■ What to do ■
Your task is to gather the lines below that hold the string "pages".

■ Data ■
━━━
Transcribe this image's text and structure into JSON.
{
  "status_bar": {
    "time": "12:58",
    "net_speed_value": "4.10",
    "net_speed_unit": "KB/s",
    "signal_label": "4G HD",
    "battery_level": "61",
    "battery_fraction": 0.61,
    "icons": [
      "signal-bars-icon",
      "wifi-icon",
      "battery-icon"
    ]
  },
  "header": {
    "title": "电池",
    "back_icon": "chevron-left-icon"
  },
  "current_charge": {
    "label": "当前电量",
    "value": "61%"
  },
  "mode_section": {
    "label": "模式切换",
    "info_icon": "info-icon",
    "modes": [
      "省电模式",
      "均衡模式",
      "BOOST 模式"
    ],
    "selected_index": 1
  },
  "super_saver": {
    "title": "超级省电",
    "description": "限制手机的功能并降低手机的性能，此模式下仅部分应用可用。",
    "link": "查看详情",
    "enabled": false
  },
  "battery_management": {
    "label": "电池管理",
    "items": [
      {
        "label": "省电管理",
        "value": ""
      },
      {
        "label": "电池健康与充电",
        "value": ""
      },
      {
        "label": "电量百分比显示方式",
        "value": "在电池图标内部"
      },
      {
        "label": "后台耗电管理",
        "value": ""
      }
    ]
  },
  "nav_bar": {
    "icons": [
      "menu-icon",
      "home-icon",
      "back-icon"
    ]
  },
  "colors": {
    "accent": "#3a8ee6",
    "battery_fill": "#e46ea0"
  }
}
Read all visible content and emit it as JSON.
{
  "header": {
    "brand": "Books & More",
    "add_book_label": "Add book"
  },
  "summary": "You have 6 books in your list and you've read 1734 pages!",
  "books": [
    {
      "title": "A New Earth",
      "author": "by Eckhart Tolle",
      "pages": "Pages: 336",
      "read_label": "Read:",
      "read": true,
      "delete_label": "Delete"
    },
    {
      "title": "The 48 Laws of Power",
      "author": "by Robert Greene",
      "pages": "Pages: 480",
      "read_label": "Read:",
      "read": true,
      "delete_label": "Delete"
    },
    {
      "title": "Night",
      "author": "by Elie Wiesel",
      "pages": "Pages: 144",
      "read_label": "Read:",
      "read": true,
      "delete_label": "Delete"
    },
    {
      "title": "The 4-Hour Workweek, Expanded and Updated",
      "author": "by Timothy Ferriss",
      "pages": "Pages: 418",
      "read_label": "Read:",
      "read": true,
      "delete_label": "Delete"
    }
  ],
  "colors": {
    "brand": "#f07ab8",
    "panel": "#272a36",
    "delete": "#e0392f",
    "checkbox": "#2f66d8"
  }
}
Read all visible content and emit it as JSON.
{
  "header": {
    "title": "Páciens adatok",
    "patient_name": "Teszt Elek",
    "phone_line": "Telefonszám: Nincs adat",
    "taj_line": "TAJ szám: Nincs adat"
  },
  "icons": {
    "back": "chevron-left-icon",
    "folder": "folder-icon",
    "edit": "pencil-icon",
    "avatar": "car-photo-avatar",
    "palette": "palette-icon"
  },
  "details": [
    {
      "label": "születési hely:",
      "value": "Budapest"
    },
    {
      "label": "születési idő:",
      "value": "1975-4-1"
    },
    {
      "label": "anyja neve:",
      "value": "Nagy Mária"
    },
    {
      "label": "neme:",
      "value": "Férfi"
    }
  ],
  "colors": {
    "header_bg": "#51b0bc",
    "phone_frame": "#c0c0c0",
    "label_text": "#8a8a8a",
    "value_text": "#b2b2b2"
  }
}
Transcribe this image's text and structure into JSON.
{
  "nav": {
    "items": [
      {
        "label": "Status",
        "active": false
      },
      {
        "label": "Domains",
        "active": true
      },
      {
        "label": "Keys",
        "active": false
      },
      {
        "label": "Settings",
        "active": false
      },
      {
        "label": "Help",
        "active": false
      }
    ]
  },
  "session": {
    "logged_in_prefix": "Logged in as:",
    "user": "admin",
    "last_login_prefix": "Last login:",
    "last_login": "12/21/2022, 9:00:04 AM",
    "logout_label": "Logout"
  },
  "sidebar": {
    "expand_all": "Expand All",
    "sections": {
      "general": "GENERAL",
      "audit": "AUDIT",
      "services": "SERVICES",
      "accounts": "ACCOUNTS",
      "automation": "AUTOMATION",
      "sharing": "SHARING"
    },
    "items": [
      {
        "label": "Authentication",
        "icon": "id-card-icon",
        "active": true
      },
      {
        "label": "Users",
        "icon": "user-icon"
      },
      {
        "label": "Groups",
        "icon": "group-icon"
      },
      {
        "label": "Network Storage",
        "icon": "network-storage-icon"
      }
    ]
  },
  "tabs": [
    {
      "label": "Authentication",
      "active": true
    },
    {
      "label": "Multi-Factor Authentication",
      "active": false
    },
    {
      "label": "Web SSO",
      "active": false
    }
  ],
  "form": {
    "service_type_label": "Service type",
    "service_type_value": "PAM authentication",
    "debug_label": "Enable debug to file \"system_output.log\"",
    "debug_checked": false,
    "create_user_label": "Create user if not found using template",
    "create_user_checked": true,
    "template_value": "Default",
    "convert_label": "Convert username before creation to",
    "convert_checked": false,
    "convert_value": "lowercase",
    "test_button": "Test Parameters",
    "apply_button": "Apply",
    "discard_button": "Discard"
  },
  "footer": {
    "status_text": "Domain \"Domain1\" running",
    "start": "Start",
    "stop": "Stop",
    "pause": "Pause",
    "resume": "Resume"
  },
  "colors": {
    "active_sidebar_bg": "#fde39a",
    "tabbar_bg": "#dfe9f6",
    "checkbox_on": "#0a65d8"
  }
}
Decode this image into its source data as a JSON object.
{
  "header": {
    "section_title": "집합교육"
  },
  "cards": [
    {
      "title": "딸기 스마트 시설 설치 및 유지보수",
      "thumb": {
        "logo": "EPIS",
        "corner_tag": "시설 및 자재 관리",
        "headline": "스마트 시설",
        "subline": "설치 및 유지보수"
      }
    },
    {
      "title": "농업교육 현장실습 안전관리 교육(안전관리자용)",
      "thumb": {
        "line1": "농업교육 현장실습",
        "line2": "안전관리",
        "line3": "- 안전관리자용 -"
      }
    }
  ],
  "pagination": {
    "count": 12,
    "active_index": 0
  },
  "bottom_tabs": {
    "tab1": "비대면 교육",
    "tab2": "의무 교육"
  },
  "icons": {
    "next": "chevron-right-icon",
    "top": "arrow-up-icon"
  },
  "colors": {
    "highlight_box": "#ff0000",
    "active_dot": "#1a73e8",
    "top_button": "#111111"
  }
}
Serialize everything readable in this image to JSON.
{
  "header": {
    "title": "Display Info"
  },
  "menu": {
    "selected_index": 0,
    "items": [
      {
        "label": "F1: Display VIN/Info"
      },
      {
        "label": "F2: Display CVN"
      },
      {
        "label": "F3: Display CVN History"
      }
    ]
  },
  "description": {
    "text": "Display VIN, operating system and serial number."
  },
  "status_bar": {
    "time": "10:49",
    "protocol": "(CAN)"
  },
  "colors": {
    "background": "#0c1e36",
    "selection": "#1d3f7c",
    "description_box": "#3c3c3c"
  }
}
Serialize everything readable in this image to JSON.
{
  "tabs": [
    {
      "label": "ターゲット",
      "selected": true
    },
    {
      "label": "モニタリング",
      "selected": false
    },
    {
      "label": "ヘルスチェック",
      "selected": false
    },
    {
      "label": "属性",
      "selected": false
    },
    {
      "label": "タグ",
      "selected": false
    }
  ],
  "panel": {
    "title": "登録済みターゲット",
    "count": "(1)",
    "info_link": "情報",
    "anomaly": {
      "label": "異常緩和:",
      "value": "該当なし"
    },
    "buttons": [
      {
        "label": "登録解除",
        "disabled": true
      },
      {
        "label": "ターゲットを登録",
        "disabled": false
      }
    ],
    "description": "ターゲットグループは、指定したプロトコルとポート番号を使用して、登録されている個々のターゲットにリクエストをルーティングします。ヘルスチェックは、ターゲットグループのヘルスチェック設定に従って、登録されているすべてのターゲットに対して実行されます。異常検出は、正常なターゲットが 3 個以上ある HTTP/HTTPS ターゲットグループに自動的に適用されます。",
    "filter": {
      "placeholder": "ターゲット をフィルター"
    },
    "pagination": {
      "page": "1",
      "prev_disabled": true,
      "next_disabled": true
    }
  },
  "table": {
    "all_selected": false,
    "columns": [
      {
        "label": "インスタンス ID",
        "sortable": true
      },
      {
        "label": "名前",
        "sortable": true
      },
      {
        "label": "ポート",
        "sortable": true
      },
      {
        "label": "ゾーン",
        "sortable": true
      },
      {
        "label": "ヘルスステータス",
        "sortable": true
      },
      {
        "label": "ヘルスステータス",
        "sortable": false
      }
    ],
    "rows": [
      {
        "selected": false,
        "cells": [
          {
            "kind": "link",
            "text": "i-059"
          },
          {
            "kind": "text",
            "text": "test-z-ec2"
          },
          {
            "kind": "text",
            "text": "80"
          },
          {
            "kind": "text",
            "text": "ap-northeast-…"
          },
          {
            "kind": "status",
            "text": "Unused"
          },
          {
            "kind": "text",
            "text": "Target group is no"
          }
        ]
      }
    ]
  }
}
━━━
■ The answer ■
  "summary": "You have 6 books in your list and you've read 1734 pages!",
      "pages": "Pages: 336",
      "pages": "Pages: 480",
      "pages": "Pages: 144",
      "pages": "Pages: 418",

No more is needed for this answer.